-- Task to carry out --
Search the records below for "true" and copy every line it turns up in.

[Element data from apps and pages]
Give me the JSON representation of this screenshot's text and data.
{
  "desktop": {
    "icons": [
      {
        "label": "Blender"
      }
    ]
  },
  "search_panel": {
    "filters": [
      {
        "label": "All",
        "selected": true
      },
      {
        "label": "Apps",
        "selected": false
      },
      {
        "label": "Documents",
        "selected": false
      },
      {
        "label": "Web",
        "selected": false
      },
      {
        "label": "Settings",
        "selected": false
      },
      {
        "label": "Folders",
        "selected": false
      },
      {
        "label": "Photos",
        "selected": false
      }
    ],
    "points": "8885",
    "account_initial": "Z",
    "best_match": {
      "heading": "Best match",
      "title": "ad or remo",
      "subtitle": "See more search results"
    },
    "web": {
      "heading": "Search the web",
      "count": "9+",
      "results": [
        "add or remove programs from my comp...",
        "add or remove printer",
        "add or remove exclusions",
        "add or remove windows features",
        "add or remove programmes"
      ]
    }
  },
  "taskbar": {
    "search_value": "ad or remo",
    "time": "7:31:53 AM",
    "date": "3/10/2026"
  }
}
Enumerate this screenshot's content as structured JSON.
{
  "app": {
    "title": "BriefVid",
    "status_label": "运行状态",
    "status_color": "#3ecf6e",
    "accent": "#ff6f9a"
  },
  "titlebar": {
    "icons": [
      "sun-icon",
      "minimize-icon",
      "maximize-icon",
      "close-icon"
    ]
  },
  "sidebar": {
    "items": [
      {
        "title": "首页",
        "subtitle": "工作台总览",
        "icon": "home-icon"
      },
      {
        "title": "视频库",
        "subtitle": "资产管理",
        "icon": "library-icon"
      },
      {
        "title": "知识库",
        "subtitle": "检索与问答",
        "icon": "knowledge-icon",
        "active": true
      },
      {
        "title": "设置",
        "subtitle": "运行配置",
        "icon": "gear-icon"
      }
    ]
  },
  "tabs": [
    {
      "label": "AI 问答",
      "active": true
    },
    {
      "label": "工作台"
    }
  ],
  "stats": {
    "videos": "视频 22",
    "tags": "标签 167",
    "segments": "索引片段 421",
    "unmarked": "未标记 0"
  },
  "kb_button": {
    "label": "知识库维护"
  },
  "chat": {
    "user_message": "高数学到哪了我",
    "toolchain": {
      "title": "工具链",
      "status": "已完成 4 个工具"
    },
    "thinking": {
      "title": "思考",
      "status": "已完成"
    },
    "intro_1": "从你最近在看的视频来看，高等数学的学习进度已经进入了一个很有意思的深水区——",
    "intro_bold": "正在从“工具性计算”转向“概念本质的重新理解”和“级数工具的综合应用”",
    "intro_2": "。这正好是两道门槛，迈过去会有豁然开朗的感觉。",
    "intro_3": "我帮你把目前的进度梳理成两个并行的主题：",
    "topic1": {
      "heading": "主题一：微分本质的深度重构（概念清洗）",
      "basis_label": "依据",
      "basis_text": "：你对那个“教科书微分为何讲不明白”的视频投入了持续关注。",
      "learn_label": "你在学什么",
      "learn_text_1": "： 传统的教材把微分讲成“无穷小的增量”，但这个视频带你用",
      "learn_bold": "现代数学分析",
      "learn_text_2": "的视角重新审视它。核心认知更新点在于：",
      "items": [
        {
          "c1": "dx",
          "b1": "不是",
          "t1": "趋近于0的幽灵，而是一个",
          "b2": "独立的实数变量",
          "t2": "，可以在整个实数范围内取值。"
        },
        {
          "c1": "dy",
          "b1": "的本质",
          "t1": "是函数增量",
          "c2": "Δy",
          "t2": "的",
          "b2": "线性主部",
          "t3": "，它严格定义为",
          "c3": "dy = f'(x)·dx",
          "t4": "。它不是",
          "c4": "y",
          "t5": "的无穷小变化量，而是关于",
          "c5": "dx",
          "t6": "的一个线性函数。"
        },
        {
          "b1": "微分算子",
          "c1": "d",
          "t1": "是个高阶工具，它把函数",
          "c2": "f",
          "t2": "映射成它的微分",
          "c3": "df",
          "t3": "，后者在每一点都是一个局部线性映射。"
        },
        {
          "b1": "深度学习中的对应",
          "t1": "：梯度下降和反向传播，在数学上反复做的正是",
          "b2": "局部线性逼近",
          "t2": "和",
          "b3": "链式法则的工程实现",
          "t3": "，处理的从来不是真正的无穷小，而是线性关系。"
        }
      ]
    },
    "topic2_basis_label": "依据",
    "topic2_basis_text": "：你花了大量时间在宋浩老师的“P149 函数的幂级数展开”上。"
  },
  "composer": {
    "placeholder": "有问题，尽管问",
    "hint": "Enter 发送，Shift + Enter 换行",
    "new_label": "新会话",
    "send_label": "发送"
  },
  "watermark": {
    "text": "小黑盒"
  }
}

-- Result for this exercise --
        "selected": true
        "active": true
      "active": true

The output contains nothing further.